Find out more about how Brigit can help you by reading our full review.

Empower

The Empower app offers cash advances of up to $250 with no interest or late fees.

There’s a 14-day free trial period with a recurring $8 monthly subscription fee after that if you want to use Empower’s online financial tools (the fee is not for cash advances). The tools include AutoSave, which analyzes your income and financial obligations to make recommendations about how much to save per week. Other tools include online budgeting and recommendations that can help you find more ways to save.

The Empower Cash Advance offers up to $250 as an advance on your paycheck, which you pay automatically on your next payday. This app can also be an option to consider if you want to earn cash back on approved everyday purchases with Empower’s debit card. If you add an Empower Card to your account, you can get up to 10% back with participating retailers.

Best for employment services: PayActiv

If your employer partners with PayActiv, you can get up to 50% of your paycheck in advance, which can exceed other cash advance apps, depending on how much you earn . If your employer doesn’t partner with PayActiv, you might still be able to get access to your paycheck early, depending on when it’s transferred.

You’ll also get some budgeting tools, including ways to track spending trends and recommendations for managing your debt. What makes this app particularly helpful, though, is that it also acts as a communication tool for your job. You can get company announcements, check for open shifts and request to work and even chat with others at your company.

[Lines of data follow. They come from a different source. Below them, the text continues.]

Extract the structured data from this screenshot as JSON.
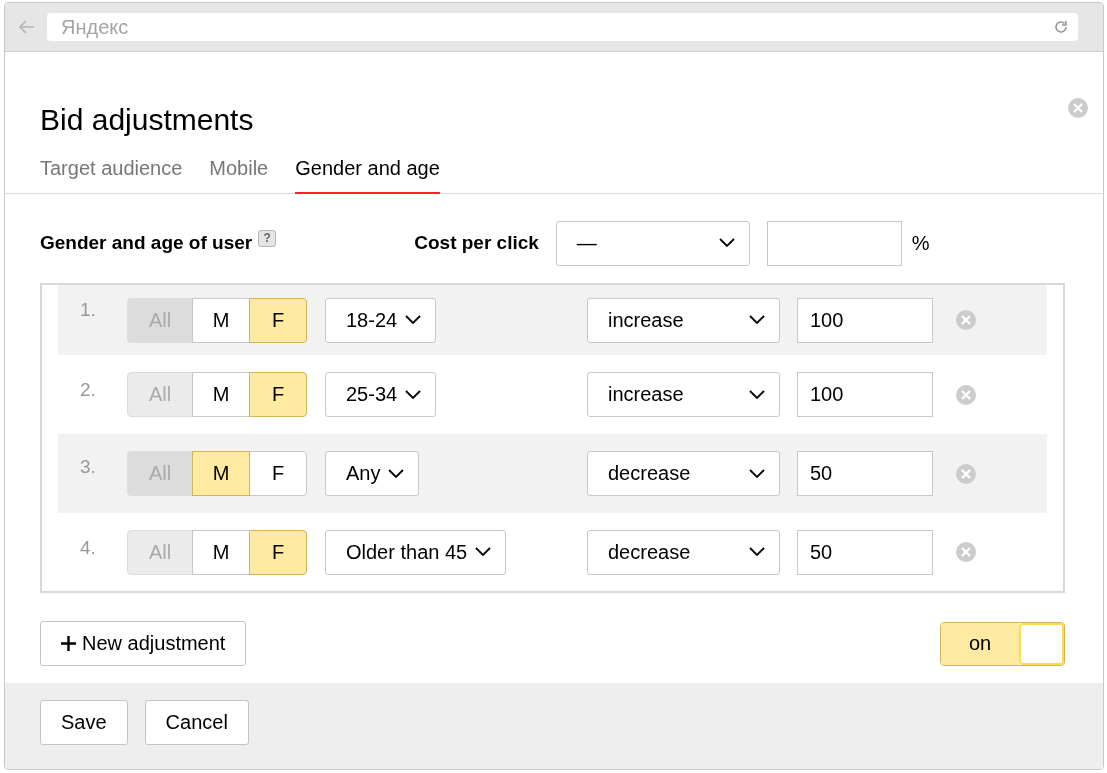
{
  "browser": {
    "address_placeholder": "Яндекс"
  },
  "dialog": {
    "title": "Bid adjustments",
    "tabs": [
      {
        "label": "Target audience",
        "selected": false
      },
      {
        "label": "Mobile",
        "selected": false
      },
      {
        "label": "Gender and age",
        "selected": true
      }
    ],
    "header": {
      "label": "Gender and age of user",
      "help": "?",
      "cost_label": "Cost per click",
      "cost_select": "—",
      "percent_sign": "%"
    },
    "rows": [
      {
        "number": "1.",
        "genders": [
          {
            "label": "All",
            "selected": false,
            "disabled": true
          },
          {
            "label": "M",
            "selected": false,
            "disabled": false
          },
          {
            "label": "F",
            "selected": true,
            "disabled": false
          }
        ],
        "age": "18-24",
        "action": "increase",
        "value": "100"
      },
      {
        "number": "2.",
        "genders": [
          {
            "label": "All",
            "selected": false,
            "disabled": true
          },
          {
            "label": "M",
            "selected": false,
            "disabled": false
          },
          {
            "label": "F",
            "selected": true,
            "disabled": false
          }
        ],
        "age": "25-34",
        "action": "increase",
        "value": "100"
      },
      {
        "number": "3.",
        "genders": [
          {
            "label": "All",
            "selected": false,
            "disabled": true
          },
          {
            "label": "M",
            "selected": true,
            "disabled": false
          },
          {
            "label": "F",
            "selected": false,
            "disabled": false
          }
        ],
        "age": "Any",
        "action": "decrease",
        "value": "50"
      },
      {
        "number": "4.",
        "genders": [
          {
            "label": "All",
            "selected": false,
            "disabled": true
          },
          {
            "label": "M",
            "selected": false,
            "disabled": false
          },
          {
            "label": "F",
            "selected": true,
            "disabled": false
          }
        ],
        "age": "Older than 45",
        "action": "decrease",
        "value": "50"
      }
    ],
    "new_button": "New adjustment",
    "toggle": {
      "label": "on",
      "on": true
    },
    "buttons": [
      "Save",
      "Cancel"
    ]
  }
}
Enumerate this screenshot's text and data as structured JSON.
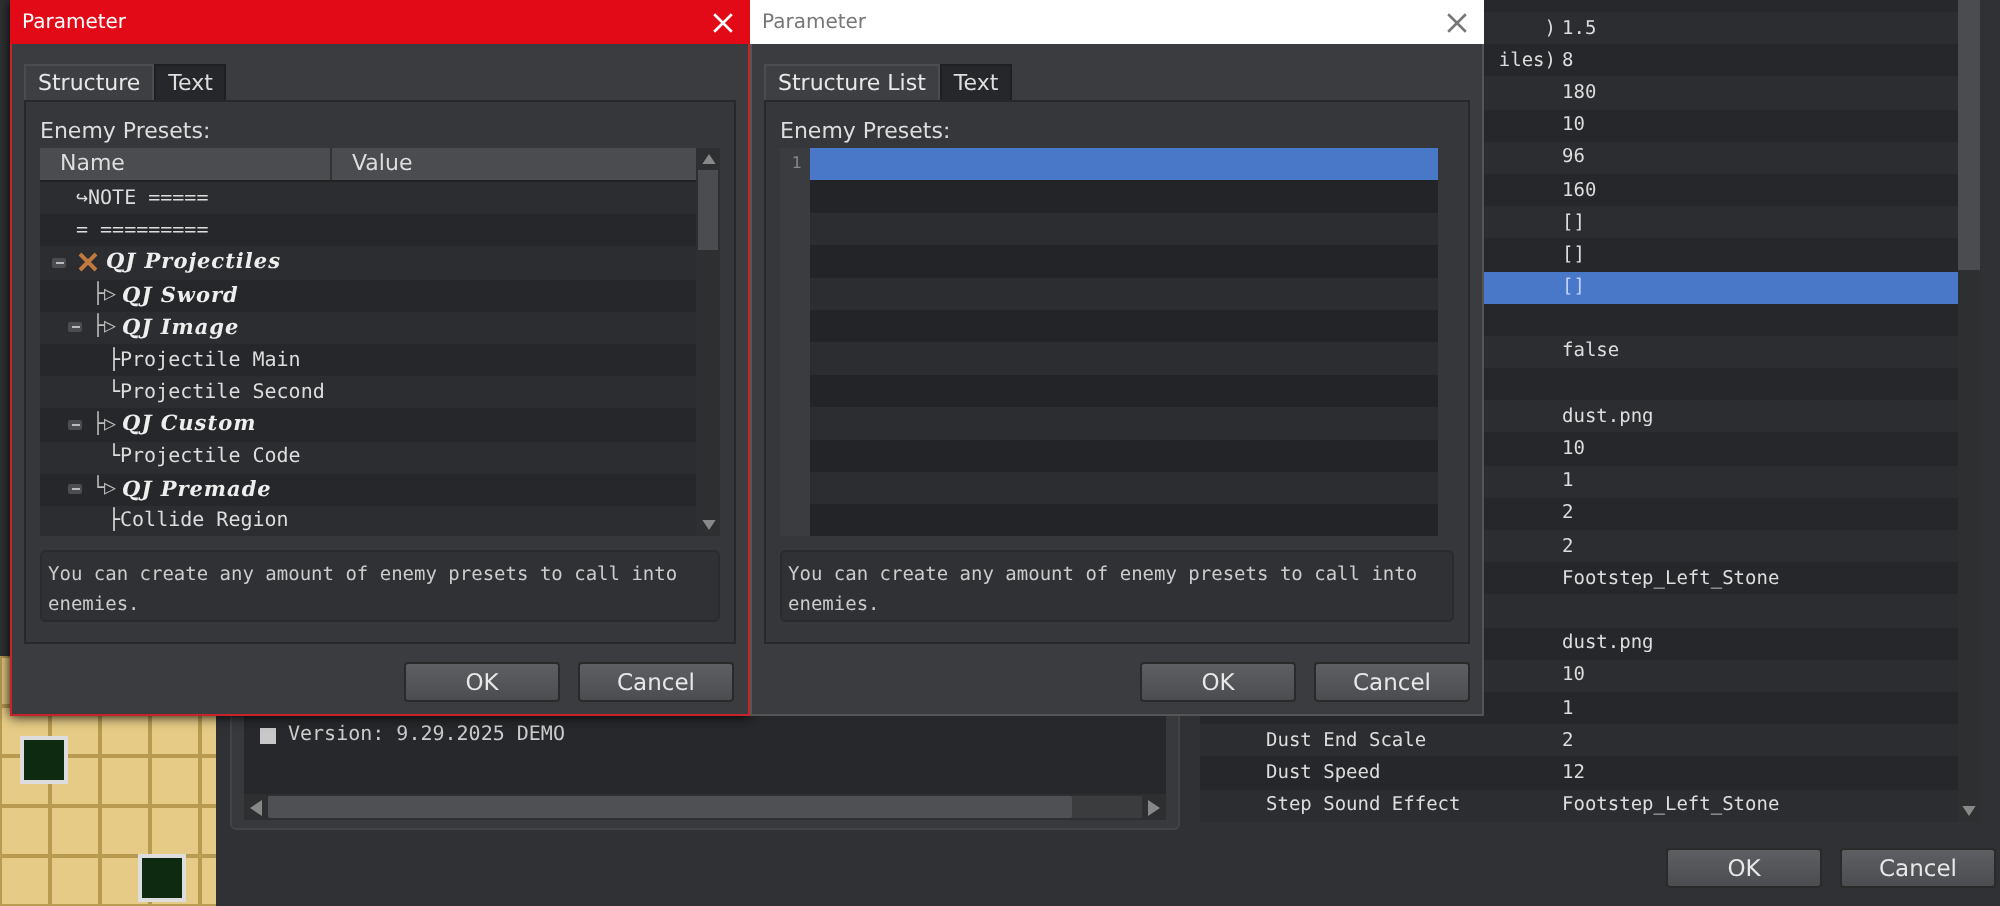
{
  "background_window": {
    "map": {
      "kind": "picture"
    },
    "log": {
      "lines": [
        "Version: 9.29.2025 DEMO"
      ]
    },
    "parameters": {
      "rows": [
        {
          "name": ")",
          "clipped": true,
          "value": "1.5",
          "selected": false
        },
        {
          "name": "iles)",
          "clipped": true,
          "value": "8",
          "selected": false
        },
        {
          "value": "180",
          "selected": false
        },
        {
          "value": "10",
          "selected": false
        },
        {
          "value": "96",
          "selected": false
        },
        {
          "value": "160",
          "selected": false
        },
        {
          "value": "[]",
          "selected": false
        },
        {
          "value": "[]",
          "selected": false
        },
        {
          "value": "[]",
          "selected": true
        },
        {
          "selected": false
        },
        {
          "value": "false",
          "selected": false
        },
        {
          "selected": false
        },
        {
          "value": "dust.png",
          "selected": false
        },
        {
          "value": "10",
          "selected": false
        },
        {
          "value": "1",
          "selected": false
        },
        {
          "value": "2",
          "selected": false
        },
        {
          "value": "2",
          "selected": false
        },
        {
          "value": "Footstep_Left_Stone",
          "selected": false
        },
        {
          "selected": false
        },
        {
          "value": "dust.png",
          "selected": false
        },
        {
          "value": "10",
          "selected": false
        },
        {
          "value": "1",
          "selected": false
        },
        {
          "name": "Dust End Scale",
          "value": "2",
          "selected": false
        },
        {
          "name": "Dust Speed",
          "value": "12",
          "selected": false
        },
        {
          "name": "Step Sound Effect",
          "value": "Footstep_Left_Stone",
          "selected": false
        }
      ]
    },
    "buttons": [
      "OK",
      "Cancel"
    ]
  },
  "dialogs": [
    {
      "title": "Parameter",
      "active": true,
      "tabs": [
        {
          "label": "Structure",
          "selected": true
        },
        {
          "label": "Text",
          "selected": false
        }
      ],
      "label": "Enemy Presets:",
      "kind": "tree",
      "columns": [
        "Name",
        "Value"
      ],
      "rows": [
        {
          "kind": "plain",
          "label": "↪NOTE ====="
        },
        {
          "kind": "plain",
          "label": "= ========="
        },
        {
          "kind": "group",
          "label": "QJ Projectiles",
          "expanded": true,
          "children": [
            {
              "kind": "group",
              "branch": "├▷",
              "label": "QJ Sword"
            },
            {
              "kind": "group",
              "branch": "├▷",
              "label": "QJ Image",
              "expanded": true,
              "children": [
                {
                  "kind": "plain",
                  "label": "├Projectile Main"
                },
                {
                  "kind": "plain",
                  "label": "└Projectile Second"
                }
              ]
            },
            {
              "kind": "group",
              "branch": "├▷",
              "label": "QJ Custom",
              "expanded": true,
              "children": [
                {
                  "kind": "plain",
                  "label": "└Projectile Code"
                }
              ]
            },
            {
              "kind": "group",
              "branch": "└▷",
              "label": "QJ Premade",
              "expanded": true,
              "children": [
                {
                  "kind": "plain",
                  "label": "├Collide Region"
                }
              ]
            }
          ]
        }
      ],
      "description": "You can create any amount of enemy presets to call into enemies.",
      "buttons": [
        "OK",
        "Cancel"
      ]
    },
    {
      "title": "Parameter",
      "active": false,
      "tabs": [
        {
          "label": "Structure List",
          "selected": true
        },
        {
          "label": "Text",
          "selected": false
        }
      ],
      "label": "Enemy Presets:",
      "kind": "list",
      "lines": [
        {
          "number": "1",
          "selected": true
        }
      ],
      "description": "You can create any amount of enemy presets to call into enemies.",
      "buttons": [
        "OK",
        "Cancel"
      ]
    }
  ]
}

Read more about PayActiv in Credit Karma’s full review.

Best for larger advances: Branch

Like PayActiv, the Branch app allows you to get up to 50% of your paycheck as an advance. But keep in mind that your advance limit may depend on your payment history and other factors.

You can get your advances in three days, or you can opt for Instant Pay and get the money immediately with no fee if you’re transferring to a Branch debit card. (There is a fee of $2.99 – $4.99 if you use Instant Pay to transfer to another bank.) There’s no interest involved and no membership costs, so you don’t have to worry about high costs to use the app.

Branch users also get access to no-fee checking with a debit card, plus access to more than 40,000 ATMs that won’t charge a transaction fee.

Get more details on the Branch app in our full review.

What to watch out for with apps like Dave

Apps like Dave may offer a number of features like small cash advances, budgeting tools, overdraft warnings and checking accounts.

If you’re considering one of these apps for a cash advance to tide you over until your next payday, think about the fees involved. Even small ones can add up, especially if you use a cash advance feature regularly.

If you’re turning to regular paycheck advances, you’ll also want to make sure you have a handle on why, and see if there are any ways to move away from them. While they can help you in a pinch, relying on cash advances over time can add to your debt, making it harder to strengthen your financial situation.

Finally, these apps generally only provide small-dollar advances. If you need financing for larger expenses, building and improving your credit can help you find loan options with better repayment terms.

How we picked these apps

We reviewed many of the top apps like Dave and considered features such as eligibility requirements, fee structures, interest rates, loan amounts and the ability to build credit.

We also looked at benefits such as financial education resources, overdraft protection, credit lines, rewards and the availability of additional products and services that can help you manage your money and make better financial decisions in the long term.


About the author: Ben Luthi is a personal finance freelance writer and credit cards expert. He holds a bachelor’s degree in business management and finance from Brigham Young University. In addition to Credit Karma, you can find his wo… Read more.